● Task brief
Only the lines that include "document" should be copied from the data below.

-- Provided records follows --

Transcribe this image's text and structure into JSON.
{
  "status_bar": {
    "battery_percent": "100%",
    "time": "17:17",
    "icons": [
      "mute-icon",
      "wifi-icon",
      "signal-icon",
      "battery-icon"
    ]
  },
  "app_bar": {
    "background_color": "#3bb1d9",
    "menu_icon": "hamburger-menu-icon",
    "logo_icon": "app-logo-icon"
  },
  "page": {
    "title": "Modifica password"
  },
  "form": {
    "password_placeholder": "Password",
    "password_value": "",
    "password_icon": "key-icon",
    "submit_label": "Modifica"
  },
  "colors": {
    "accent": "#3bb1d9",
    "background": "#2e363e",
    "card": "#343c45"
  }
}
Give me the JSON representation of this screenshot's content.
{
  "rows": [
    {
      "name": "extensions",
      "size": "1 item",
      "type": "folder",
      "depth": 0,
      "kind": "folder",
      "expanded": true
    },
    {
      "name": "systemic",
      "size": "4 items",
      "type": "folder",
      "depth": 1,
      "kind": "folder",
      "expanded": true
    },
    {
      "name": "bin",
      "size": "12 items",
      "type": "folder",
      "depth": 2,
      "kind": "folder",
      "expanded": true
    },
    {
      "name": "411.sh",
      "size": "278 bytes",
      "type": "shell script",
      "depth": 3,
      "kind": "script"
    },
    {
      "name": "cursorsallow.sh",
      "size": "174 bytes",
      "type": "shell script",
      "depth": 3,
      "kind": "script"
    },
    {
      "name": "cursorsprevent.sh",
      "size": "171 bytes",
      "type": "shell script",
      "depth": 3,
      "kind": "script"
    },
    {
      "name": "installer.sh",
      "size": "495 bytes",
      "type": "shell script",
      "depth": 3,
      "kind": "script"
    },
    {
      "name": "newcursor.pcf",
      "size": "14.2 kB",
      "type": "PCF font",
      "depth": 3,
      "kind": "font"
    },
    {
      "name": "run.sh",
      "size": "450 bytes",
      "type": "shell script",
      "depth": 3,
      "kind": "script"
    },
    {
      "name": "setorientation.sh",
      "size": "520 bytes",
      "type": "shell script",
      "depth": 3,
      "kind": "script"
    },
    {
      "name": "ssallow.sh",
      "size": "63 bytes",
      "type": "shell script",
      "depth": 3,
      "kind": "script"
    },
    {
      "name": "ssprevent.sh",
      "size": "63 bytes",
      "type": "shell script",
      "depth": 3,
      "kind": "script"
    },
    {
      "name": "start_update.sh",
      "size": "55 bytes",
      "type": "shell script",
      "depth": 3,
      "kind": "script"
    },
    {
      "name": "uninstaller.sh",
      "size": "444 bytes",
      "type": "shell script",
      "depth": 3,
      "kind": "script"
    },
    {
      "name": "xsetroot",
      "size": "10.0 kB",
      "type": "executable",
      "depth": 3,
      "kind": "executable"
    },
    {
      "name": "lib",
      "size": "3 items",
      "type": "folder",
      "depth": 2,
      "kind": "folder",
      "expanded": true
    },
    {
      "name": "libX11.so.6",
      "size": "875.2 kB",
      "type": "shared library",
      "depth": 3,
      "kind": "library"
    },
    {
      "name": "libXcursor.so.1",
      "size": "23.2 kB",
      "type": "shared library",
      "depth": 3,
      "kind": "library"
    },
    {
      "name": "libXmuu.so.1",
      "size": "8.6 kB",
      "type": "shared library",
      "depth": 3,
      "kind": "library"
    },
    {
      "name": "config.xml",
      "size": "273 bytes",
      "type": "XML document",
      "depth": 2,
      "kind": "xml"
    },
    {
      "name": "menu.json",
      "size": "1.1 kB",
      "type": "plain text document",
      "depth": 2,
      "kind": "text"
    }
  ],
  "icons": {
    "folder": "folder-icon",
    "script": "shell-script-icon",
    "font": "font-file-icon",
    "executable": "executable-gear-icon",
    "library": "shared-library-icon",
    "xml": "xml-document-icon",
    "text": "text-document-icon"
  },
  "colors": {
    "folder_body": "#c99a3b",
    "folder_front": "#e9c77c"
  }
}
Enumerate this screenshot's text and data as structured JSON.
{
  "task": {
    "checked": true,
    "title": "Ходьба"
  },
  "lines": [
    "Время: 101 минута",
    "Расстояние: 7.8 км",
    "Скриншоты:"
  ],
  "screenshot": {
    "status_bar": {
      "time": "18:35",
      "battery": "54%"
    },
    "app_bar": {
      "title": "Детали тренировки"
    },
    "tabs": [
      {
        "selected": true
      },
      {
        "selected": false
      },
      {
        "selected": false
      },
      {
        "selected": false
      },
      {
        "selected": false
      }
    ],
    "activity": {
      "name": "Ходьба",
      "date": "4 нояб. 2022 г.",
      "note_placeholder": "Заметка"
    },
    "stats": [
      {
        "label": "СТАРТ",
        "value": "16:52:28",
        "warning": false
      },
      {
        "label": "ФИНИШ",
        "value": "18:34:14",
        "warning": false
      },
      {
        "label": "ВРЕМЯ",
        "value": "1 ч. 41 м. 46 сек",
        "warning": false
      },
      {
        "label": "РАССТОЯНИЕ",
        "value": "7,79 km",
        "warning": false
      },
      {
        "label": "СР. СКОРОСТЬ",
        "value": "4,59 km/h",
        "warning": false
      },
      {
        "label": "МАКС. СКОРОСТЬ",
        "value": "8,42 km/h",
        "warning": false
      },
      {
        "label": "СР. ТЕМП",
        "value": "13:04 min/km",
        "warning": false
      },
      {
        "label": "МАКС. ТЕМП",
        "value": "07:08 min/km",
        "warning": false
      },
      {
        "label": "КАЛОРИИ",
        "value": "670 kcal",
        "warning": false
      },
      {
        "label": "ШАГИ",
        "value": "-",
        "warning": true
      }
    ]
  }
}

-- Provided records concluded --

● Solved problem
      "type": "XML document",
      "type": "plain text document",
    "xml": "xml-document-icon",
    "text": "text-document-icon"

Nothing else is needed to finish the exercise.